    We, S.I. Feemster, a clergyman residing in York District in the
    State of South Carolina, and Gordon Moore a resident of
    the same State & District, do hereby certify that we are well
    acquainted with John Darwin who has subscribed & sworn to the
    above declaration, that we believe him to be seventy-nine years
    of age. That he is reported & believed in the neighborhood where
    he resides to have been a soldier of the revolution & that we
    concur in that opinion. Sworn to & subscribed this day
    and year aforesaid in open court

    S.I.Feemster
    A.M.McWhorter, Clerk
    Gordon Moore

    And the said Court do hereby declare their opinion, after investigations of the matter & after
    putting the iterrogatories prescribed by the War Department, that the above mentioned
    applicant was a revolutionary soldier & served as he states. And the Court
    further Certifies that it appears to them that S.I.Feemster--who has signed the
    preceeding certificate is a clergyman, residing in the district of York
    in the State of South Carolina and that Gordon Moore who has
    also signed the same, is a resident of York District in the State of
    South Carolina, & is a credible person & that their statement is
    entitled to credit.

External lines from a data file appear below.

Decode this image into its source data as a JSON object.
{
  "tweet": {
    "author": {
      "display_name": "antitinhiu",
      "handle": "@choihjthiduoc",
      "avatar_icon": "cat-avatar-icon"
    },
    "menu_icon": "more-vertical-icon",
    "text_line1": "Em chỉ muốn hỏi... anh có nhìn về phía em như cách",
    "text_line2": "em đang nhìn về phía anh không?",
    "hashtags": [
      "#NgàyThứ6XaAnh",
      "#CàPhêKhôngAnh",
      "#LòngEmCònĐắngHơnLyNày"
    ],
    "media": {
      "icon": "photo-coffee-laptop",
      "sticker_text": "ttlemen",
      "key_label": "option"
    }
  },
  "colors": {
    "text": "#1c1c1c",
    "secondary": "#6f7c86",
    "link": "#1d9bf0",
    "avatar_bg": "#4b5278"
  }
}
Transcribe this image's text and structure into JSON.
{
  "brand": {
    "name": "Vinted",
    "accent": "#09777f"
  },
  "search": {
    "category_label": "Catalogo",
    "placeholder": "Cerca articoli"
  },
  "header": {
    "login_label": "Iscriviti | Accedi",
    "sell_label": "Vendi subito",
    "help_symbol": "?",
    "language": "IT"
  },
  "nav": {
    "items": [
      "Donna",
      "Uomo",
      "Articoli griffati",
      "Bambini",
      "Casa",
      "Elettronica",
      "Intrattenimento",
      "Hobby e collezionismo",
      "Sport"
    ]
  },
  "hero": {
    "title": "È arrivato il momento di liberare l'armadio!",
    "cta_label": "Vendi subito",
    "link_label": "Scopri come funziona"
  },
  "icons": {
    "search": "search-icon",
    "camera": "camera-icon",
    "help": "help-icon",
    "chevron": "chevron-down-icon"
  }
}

    B.J.Earle, Pres'dg Judge

     
    Linked to John DARWIN 

  • Military Records: American Revolution
    John Darwin 1834 Pension Application - Page 1 of 4
    John Darwin 1834 Pension Application - Page 1 of 4
    John Darwin 1834 Pension Application - Page 1 of 4
    [NARA, Revolutionary War Pension and Bounty-Land Warrant Application Files, Roll M804, Case File S.21155]
    John Darwin 1834 Pension Application - Page 2 of 4
    John Darwin 1834 Pension Application - Page 2 of 4
    John Darwin 1834 Pension Application - Page 2 of 4
    [NARA, Revolutionary War Pension and Bounty-Land Warrant Application Files, Roll M804, Case File S.21155]
    John Darwin 1834 Pension Application - Page 3 of 4
    John Darwin 1834 Pension Application - Page 3 of 4
    John Darwin 1834 Pension Application - Page 3 of 4
    [NARA, Revolutionary War Pension and Bounty-Land Warrant Application Files, Roll M804, Case File S.21155]
    John Darwin 1834 Pension Application - Page 4 of 4 (includes signature)
    John Darwin 1834 Pension Application - Page 4 of 4 (includes signature)
    John Darwin 1834 Pension Application - Page 4 of 4
    [NARA, Revolutionary War Pension and Bounty-Land Warrant Application Files, Roll M804, Case File S.21155]